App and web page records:
━━━━━━━━━━━━━━━━━━━━
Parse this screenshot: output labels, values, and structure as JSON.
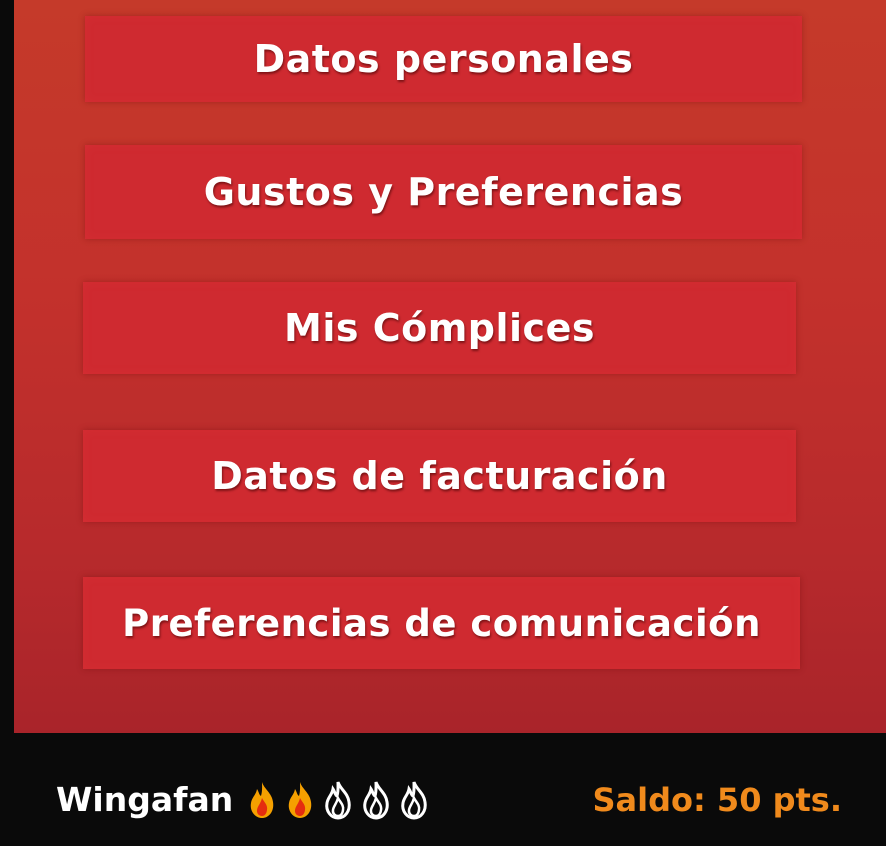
{
  "menu": {
    "items": [
      {
        "label": "Datos personales"
      },
      {
        "label": "Gustos y Preferencias"
      },
      {
        "label": "Mis Cómplices"
      },
      {
        "label": "Datos de facturación"
      },
      {
        "label": "Preferencias de comunicación"
      }
    ]
  },
  "status": {
    "username": "Wingafan",
    "level": {
      "filled": 2,
      "total": 5,
      "icon": "flame-icon"
    },
    "balance": "Saldo: 50 pts."
  },
  "colors": {
    "panel": "#c3312c",
    "button": "#cf2a30",
    "status_bar": "#0a0a0a",
    "balance_text": "#f08a1c",
    "flame_fill": "#f5a000",
    "flame_core": "#e52d0f",
    "flame_empty_stroke": "#ffffff"
  }
}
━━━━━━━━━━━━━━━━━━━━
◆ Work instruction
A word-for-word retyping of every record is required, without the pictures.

◆ Exercise result
Parse this screenshot: output labels, values, and structure as JSON.
{
  "menu": {
    "items": [
      {
        "label": "Datos personales"
      },
      {
        "label": "Gustos y Preferencias"
      },
      {
        "label": "Mis Cómplices"
      },
      {
        "label": "Datos de facturación"
      },
      {
        "label": "Preferencias de comunicación"
      }
    ]
  },
  "status": {
    "username": "Wingafan",
    "level": {
      "filled": 2,
      "total": 5,
      "icon": "flame-icon"
    },
    "balance": "Saldo: 50 pts."
  },
  "colors": {
    "panel": "#c3312c",
    "button": "#cf2a30",
    "status_bar": "#0a0a0a",
    "balance_text": "#f08a1c",
    "flame_fill": "#f5a000",
    "flame_core": "#e52d0f",
    "flame_empty_stroke": "#ffffff"
  }
}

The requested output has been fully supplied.